## Work required
All entries that follow are to be printed exactly as written.
[Start of section]
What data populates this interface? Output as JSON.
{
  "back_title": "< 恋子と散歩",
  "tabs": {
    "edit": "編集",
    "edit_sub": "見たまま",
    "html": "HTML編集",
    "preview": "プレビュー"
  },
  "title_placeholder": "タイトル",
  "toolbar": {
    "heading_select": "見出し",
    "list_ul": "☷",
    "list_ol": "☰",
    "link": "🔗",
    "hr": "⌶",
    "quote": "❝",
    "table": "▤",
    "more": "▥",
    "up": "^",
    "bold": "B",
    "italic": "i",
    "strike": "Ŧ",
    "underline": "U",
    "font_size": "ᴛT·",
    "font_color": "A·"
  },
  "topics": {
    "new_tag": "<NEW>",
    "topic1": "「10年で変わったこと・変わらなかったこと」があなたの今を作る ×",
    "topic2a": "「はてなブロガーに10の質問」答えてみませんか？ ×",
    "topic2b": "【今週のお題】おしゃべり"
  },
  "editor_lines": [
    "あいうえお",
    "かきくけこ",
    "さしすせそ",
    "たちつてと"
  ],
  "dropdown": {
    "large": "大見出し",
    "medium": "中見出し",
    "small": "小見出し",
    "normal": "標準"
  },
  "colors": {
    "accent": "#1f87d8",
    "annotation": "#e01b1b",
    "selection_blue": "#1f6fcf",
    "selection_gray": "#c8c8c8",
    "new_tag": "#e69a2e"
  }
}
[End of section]
## Answer to the exercise
What data populates this interface? Output as JSON.
{
  "back_title": "< 恋子と散歩",
  "tabs": {
    "edit": "編集",
    "edit_sub": "見たまま",
    "html": "HTML編集",
    "preview": "プレビュー"
  },
  "title_placeholder": "タイトル",
  "toolbar": {
    "heading_select": "見出し",
    "list_ul": "☷",
    "list_ol": "☰",
    "link": "🔗",
    "hr": "⌶",
    "quote": "❝",
    "table": "▤",
    "more": "▥",
    "up": "^",
    "bold": "B",
    "italic": "i",
    "strike": "Ŧ",
    "underline": "U",
    "font_size": "ᴛT·",
    "font_color": "A·"
  },
  "topics": {
    "new_tag": "<NEW>",
    "topic1": "「10年で変わったこと・変わらなかったこと」があなたの今を作る ×",
    "topic2a": "「はてなブロガーに10の質問」答えてみませんか？ ×",
    "topic2b": "【今週のお題】おしゃべり"
  },
  "editor_lines": [
    "あいうえお",
    "かきくけこ",
    "さしすせそ",
    "たちつてと"
  ],
  "dropdown": {
    "large": "大見出し",
    "medium": "中見出し",
    "small": "小見出し",
    "normal": "標準"
  },
  "colors": {
    "accent": "#1f87d8",
    "annotation": "#e01b1b",
    "selection_blue": "#1f6fcf",
    "selection_gray": "#c8c8c8",
    "new_tag": "#e69a2e"
  }
}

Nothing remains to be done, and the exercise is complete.